Held: Monroe may implement §34A-1407(a)'s precleared default rule.
The section's deference rule does not apply here because Monroe's charter does not have and has not had a plurality-vote provision. Thus, the District Court erred in basing its contrary conclusion on City of Rome v. United States, 446 U. S. 156, 169-170, n. 6, which concerned only the deference rule. In contrast, this case is controlled by the default rule. It therefore satisfies all of City of Rome's preclearance requirements: Georgia submitted the default rule to the Attorney General in an unambiguous and recordable manner and gave the Attorney General adequate opportunity to determine the purpose of the rule's electoral changes and whether such changes would adversely affect minority voting.
962 F. Supp. 1501, reversed.
The United States claims the city of Monroe, Georgia, did not seek preclearance for majority voting in mayoral elections, as required by § 5 of the Voting Rights Act of 1965, 79 Stat. 439, as amended, 42 U. S. C. § 1973c. The Government seeks to enjoin majority voting and to require Monroe to return to the plurality system it had once used. A threejudge District Court for the Middle District of Georgia agreed with the Government and granted summary judgment. 962 F. Supp. 1501 (1997). The District Court rejected Monroe's claim that the Attorney General's preclearance of a 1968 statewide law encompassed Monroe's adoption of a majority system. On Monroe's motion, this Court stayed enforcement of the judgment. 521 U. S. 1138 (1997). The case is now on appeal, and the judgment must be reversed.

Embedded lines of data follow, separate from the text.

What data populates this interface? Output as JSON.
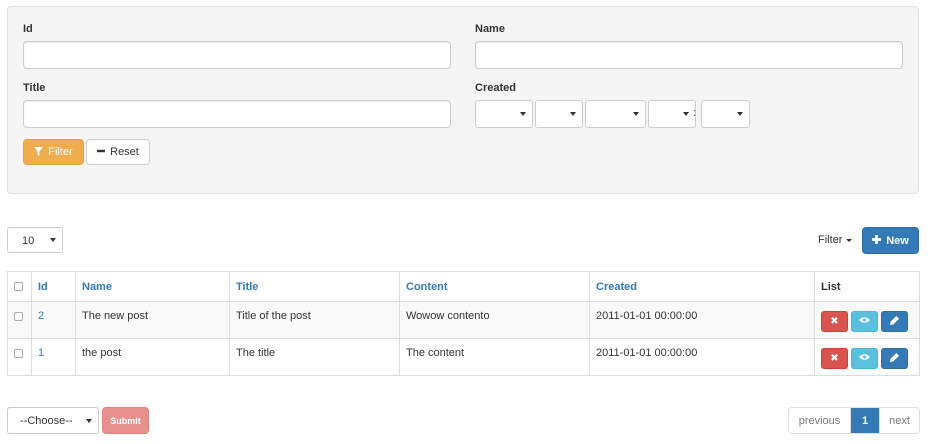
{
  "filter_form": {
    "fields": {
      "id": {
        "label": "Id",
        "value": ""
      },
      "name": {
        "label": "Name",
        "value": ""
      },
      "title": {
        "label": "Title",
        "value": ""
      },
      "created": {
        "label": "Created",
        "separator": ":"
      }
    },
    "filter_button": "Filter",
    "reset_button": "Reset"
  },
  "toolbar": {
    "per_page": "10",
    "filter_dropdown": "Filter",
    "new_button": "New"
  },
  "table": {
    "columns": [
      "Id",
      "Name",
      "Title",
      "Content",
      "Created",
      "List"
    ],
    "rows": [
      {
        "id": "2",
        "name": "The new post",
        "title": "Title of the post",
        "content": "Wowow contento",
        "created": "2011-01-01 00:00:00"
      },
      {
        "id": "1",
        "name": "the post",
        "title": "The title",
        "content": "The content",
        "created": "2011-01-01 00:00:00"
      }
    ]
  },
  "bulk": {
    "select_value": "--Choose--",
    "submit_button": "Submit"
  },
  "pagination": {
    "previous": "previous",
    "current": "1",
    "next": "next"
  },
  "icons": {
    "filter": "filter-icon",
    "reset": "minus-icon",
    "new": "plus-icon",
    "delete": "times-icon",
    "show": "eye-icon",
    "edit": "pencil-icon"
  },
  "colors": {
    "primary": "#337ab7",
    "warning": "#f0ad4e",
    "danger": "#d9534f",
    "info": "#5bc0de",
    "panel_bg": "#f5f5f5"
  }
}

The parties agree upon the facts. Until 1966, Monroe's city charter did not specify whether a candidate needed a plurality or a majority vote to win a mayoral election. In practice, the city used plurality voting in its elections until 1966 and majority voting thereafter.
In 1966, the General Assembly of Georgia amended the city's charter to require majority voting in mayoral elections. 1966 Ga. Laws 2459. Because Monroe is a jurisdiction covered by § 5 of the Voting Rights Act, the change had to be precleared. Georgia or Monroe could have sought preclearance by submitting the change to the Attorney General or seeking a declaratory judgment from the United States District Court for the District of Columbia. Neither did, so the 1966 charter amendment was not precleared.
In 1968, the General Assembly passed a comprehensive Municipal Election Code (1968 code), which is still in force today. The statute applies to Monroe and all other municipalities in Georgia. Section 34A-1407(a) of the 1968 code